2. See, for instance, Leon Hadar’s Sandstorm: Policy Failure in the Middle East (Palgrave Macmillan, 2005), David L. Phillips’s Losing Iraq: Inside the Postwar Reconstruction Fiasco (Westview, 2005), Kevin Phillips’s American Dynasty: Aristocracy, Fortune, and the Politics of Deceit in the House of Bush (Viking, 2004), and Eliot Weinberger’s What Happened Here: Bush Chronicles (New Directions, 2005).
3. Empires come, empires go. See Robert D. Kaplan’s new book Imperial Grunts: The American Military on the Ground (Random House). Then go watch Michael Moore’s Fahrenheit 9/11, if you haven’t seen it already, and maybe the last installment of the Star Wars epic, if you can stand the dialog.
4. See John Strausbaugh, Rock Till You Drop: The Decline from Rebellion to Nostalgia (
5. It’ll get worse.

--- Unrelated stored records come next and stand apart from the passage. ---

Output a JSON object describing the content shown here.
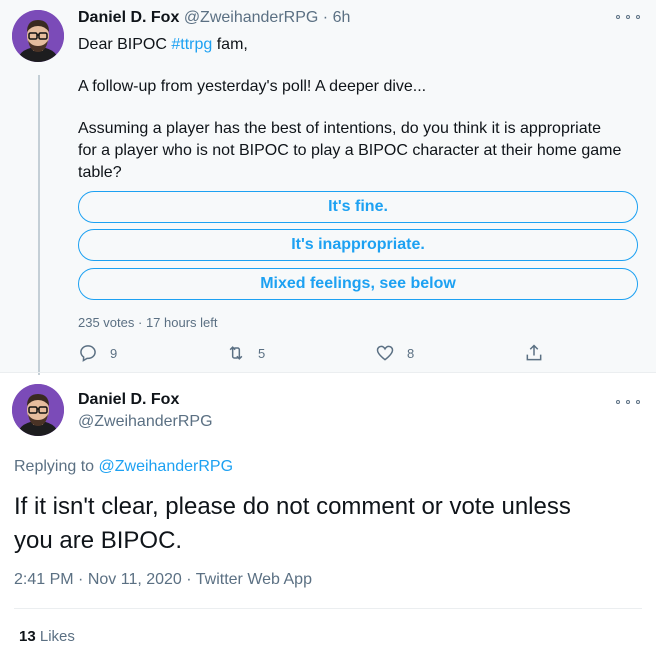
{
  "tweet": {
    "author_name": "Daniel D. Fox",
    "author_handle": "@ZweihanderRPG",
    "time_ago": "6h",
    "greeting_prefix": "Dear BIPOC ",
    "hashtag": "#ttrpg",
    "greeting_suffix": " fam,",
    "paragraph1": "A follow-up from yesterday's poll! A deeper dive...",
    "paragraph2_line1": "Assuming a player has the best of intentions, do you think it is appropriate",
    "paragraph2_line2": "for a player who is not BIPOC to play a BIPOC character at their home game",
    "paragraph2_line3": "table?",
    "poll": {
      "options": [
        "It's fine.",
        "It's inappropriate.",
        "Mixed feelings, see below"
      ],
      "votes": "235 votes",
      "time_left": "17 hours left"
    },
    "actions": {
      "replies": "9",
      "retweets": "5",
      "likes": "8"
    }
  },
  "reply": {
    "author_name": "Daniel D. Fox",
    "author_handle": "@ZweihanderRPG",
    "replying_label": "Replying to ",
    "replying_handle": "@ZweihanderRPG",
    "text_line1": "If it isn't clear, please do not comment or vote unless",
    "text_line2": "you are BIPOC.",
    "time": "2:41 PM",
    "date": "Nov 11, 2020",
    "source": "Twitter Web App",
    "likes_count": "13",
    "likes_label": "Likes"
  },
  "colors": {
    "accent": "#1da1f2",
    "muted": "#5b7083",
    "avatar_bg": "#7b4bb8"
  },
  "icons": [
    "more-icon",
    "reply-icon",
    "retweet-icon",
    "like-icon",
    "share-icon"
  ]
}
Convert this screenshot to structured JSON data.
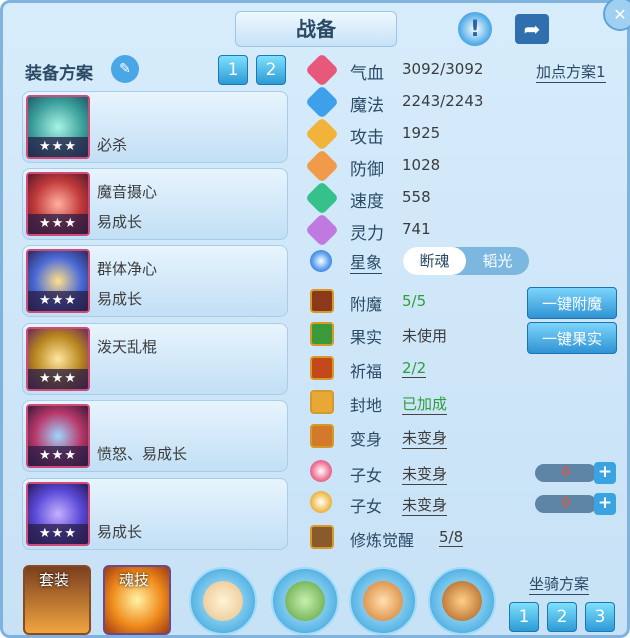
{
  "title": "战备",
  "equip_scheme": {
    "label": "装备方案",
    "buttons": [
      "1",
      "2"
    ],
    "items": [
      {
        "text1": "",
        "text2": "必杀",
        "stars": "★★★"
      },
      {
        "text1": "魔音摄心",
        "text2": "易成长",
        "stars": "★★★"
      },
      {
        "text1": "群体净心",
        "text2": "易成长",
        "stars": "★★★"
      },
      {
        "text1": "泼天乱棍",
        "text2": "",
        "stars": "★★★"
      },
      {
        "text1": "",
        "text2": "愤怒、易成长",
        "stars": "★★★"
      },
      {
        "text1": "",
        "text2": "易成长",
        "stars": "★★★"
      }
    ]
  },
  "add_point_plan": "加点方案1",
  "stats": [
    {
      "label": "气血",
      "value": "3092/3092",
      "icon": "heart-icon",
      "color": "#e8587a"
    },
    {
      "label": "魔法",
      "value": "2243/2243",
      "icon": "mana-icon",
      "color": "#3da0ea"
    },
    {
      "label": "攻击",
      "value": "1925",
      "icon": "sword-icon",
      "color": "#f2b33a"
    },
    {
      "label": "防御",
      "value": "1028",
      "icon": "shield-icon",
      "color": "#f09a4a"
    },
    {
      "label": "速度",
      "value": "558",
      "icon": "speed-icon",
      "color": "#34c28a"
    },
    {
      "label": "灵力",
      "value": "741",
      "icon": "spirit-icon",
      "color": "#c07adf"
    }
  ],
  "star": {
    "label": "星象",
    "options": [
      "断魂",
      "韬光"
    ],
    "selected": "断魂"
  },
  "buffs": [
    {
      "label": "附魔",
      "value": "5/5",
      "color": "#2e9e3a"
    },
    {
      "label": "果实",
      "value": "未使用",
      "color": "#3c3c3c"
    },
    {
      "label": "祈福",
      "value": "2/2",
      "color": "#2e9e3a"
    },
    {
      "label": "封地",
      "value": "已加成",
      "color": "#2e9e3a"
    },
    {
      "label": "变身",
      "value": "未变身",
      "color": "#3c3c3c"
    },
    {
      "label": "子女",
      "value": "未变身",
      "color": "#3c3c3c",
      "count": "0"
    },
    {
      "label": "子女",
      "value": "未变身",
      "color": "#3c3c3c",
      "count": "0"
    },
    {
      "label": "修炼觉醒",
      "value": "5/8",
      "color": "#3c3c3c"
    }
  ],
  "actions": {
    "enchant": "一键附魔",
    "fruit": "一键果实"
  },
  "bottom": {
    "suit": "套装",
    "soul": "魂技",
    "mount_plan": "坐骑方案",
    "mount_buttons": [
      "1",
      "2",
      "3"
    ]
  }
}
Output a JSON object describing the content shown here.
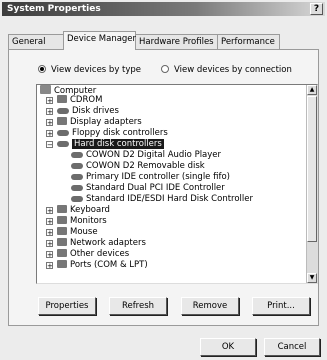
{
  "window": {
    "title": "System Properties",
    "help_label": "?"
  },
  "tabs": [
    {
      "label": "General",
      "active": false
    },
    {
      "label": "Device Manager",
      "active": true
    },
    {
      "label": "Hardware Profiles",
      "active": false
    },
    {
      "label": "Performance",
      "active": false
    }
  ],
  "view_options": {
    "by_type": "View devices by type",
    "by_connection": "View devices by connection",
    "selected": "by_type"
  },
  "tree": {
    "root": "Computer",
    "items": [
      "CDROM",
      "Disk drives",
      "Display adapters",
      "Floppy disk controllers",
      "Hard disk controllers",
      "COWON D2 Digital Audio Player",
      "COWON D2 Removable disk",
      "Primary IDE controller (single fifo)",
      "Standard Dual PCI IDE Controller",
      "Standard IDE/ESDI Hard Disk Controller",
      "Keyboard",
      "Monitors",
      "Mouse",
      "Network adapters",
      "Other devices",
      "Ports (COM & LPT)"
    ],
    "selected": "Hard disk controllers"
  },
  "buttons": {
    "properties": "Properties",
    "refresh": "Refresh",
    "remove": "Remove",
    "print": "Print...",
    "ok": "OK",
    "cancel": "Cancel"
  }
}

See
6. For a start, hunt up a copy of Franklin Rosemont’s anthology Arsenal: Surrealist Subversion (Black Swan Press, 1989). Read Kenneth Rexroth’s Autobiographical Novel (New Directions, 1991). Listen to The Clash and Midnight Oil. Then tell every child you can influence about the great traditions of American anarchism.
7. Or maybe not. See Roger Lowenstein’s Origins of the Crash: The Great Bubble and Its Undoing (Penguin Press, 2004).
8. Someone please check the revised edition of Judith Martin’s exquisite Miss Manners’ Guide to Excruciatingly Correct Behavior (Norton, 2005) and let me know--for who has time to read the damn thing?
9. See Michael Pollard’s The Clock and How It Changed the World (Facts on File, 1995). Then see Christopher Morahan’s 1986 film Clockwise, written by Michael Frayn and starring a grumpier than usual John Cleese.